First, a bit of background. There are some InfoSec jobs in some market segments and geographic areas which effectively have zero unemployment, and the headhunters are circling like sharks to pick off those willing to change. This means you have to treat your people well to keep the sharks hungry. There are also title/skills/regions which are not in the insane demand cycle. Sadly, many organizations can’t (or won’t) expand their horizons to grab some of the talented people who “almost fit”, but that’s a whole other discussion which gets into education, relocation, telecommuting, etc. Bottom line is that if you want to hire and retain the best, it takes effort.
Let’s start with turmoil. Turmoil happens, organizations grow, shrink, and merge. Rumors start, and spread fast. Employers need to calm employees and tell them the truth. I know that many times secrets need to be kept, but either tell the truth or keep quiet- lying to employees “temporarily” is a short-sighted move. If there are key employees you really need to keep productive, they need to know more than simply “your job is safe”, but that they are important to the bigger/smaller/merged organization and will be treated as such.
Honesty matters, in times of turmoil as mentioned above, but also at all times. If you don’t know something, admit that, if you can’t tell an employee something, find a gentle way to explain that. People don’t like being lied to, and when we find out we’ve been misled (which almost always comes out eventually) we are more likely to move on- and tell other prospective employees that the employer can’t be trusted. Pre-burning bridges is a really bad idea.

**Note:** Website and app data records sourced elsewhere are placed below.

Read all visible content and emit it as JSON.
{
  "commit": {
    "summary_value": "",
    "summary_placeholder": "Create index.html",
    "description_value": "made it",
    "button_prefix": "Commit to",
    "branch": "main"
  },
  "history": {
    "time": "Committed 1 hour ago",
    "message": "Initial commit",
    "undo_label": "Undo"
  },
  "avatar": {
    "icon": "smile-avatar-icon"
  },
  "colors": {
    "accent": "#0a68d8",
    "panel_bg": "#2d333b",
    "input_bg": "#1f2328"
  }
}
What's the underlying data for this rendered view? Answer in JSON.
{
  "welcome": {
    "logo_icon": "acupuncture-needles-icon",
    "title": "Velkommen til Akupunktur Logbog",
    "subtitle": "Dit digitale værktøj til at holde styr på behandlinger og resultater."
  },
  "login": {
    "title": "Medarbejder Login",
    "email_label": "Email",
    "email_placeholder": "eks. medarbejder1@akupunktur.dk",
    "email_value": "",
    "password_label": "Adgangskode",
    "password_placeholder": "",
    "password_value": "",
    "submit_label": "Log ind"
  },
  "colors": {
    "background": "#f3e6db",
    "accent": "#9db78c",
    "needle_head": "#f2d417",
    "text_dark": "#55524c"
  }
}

Finally, remember that we all talk to each other, word spreads, and if you want the best employees, a trail of disgruntled past and current employees will make it much harder to hire the right people, and it is already nearly impossible.